Although robotic jockeys for camel racing have been successfully deployed for several years now, some have voiced concerns about them – for many of the bots are configured to cane the competing camels. (Hi-res photographic example here – the Swiss-made KMEL -manufactured by the K-Team Corporation – note the robotic whipping mechanism). Now a new and potentially less harmful camel jockey-bot has been unveiled. It has been developed by researcher and inventor Mohamed Shakir, who is based at the Dept. of Electrical Engineering, Qatar University. The bot still brandishes a whip, but it’s used only to provide a ‘whip-crack’ sound above the camel (rather than actually thrashing its ‘sensitive areas’). At the same time it also relays crucial voice commands to the animal via a dedicated radio-link, amplifier and a set of speakers.

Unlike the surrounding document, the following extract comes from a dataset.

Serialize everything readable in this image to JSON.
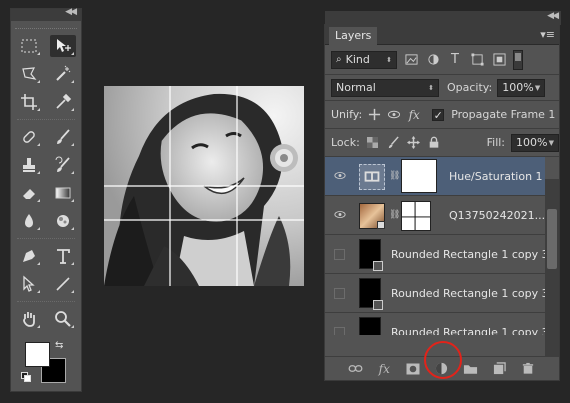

The commands are remotely provided in real-time by the camel’s trainer – who rides alongside the racetrack in the comfort of an SUV.
A photo of the new camel jockey-bot is available here, courtesy qatarqlick.com (Thanks to the Gulf Times for alerting us to the new developments.)
Notes: The impetus for camel-jockey-bot development came in 2002, when the United Arab Emirates prohibited the use of child camel-jockeys (under 15 years of age). Qatar followed suit with similar legislation in 2005.
BONUS: Explore the extensive camel racing facilities at As-Sahhaniyah, (a.k.a. Al Shahaniyah) Qatar, via satellite imagery courtesy Google maps.
PLUS, DO NOT MISS: Doha, Qatar, June 29, 2011, 16:30-18:00: the closing plenary of the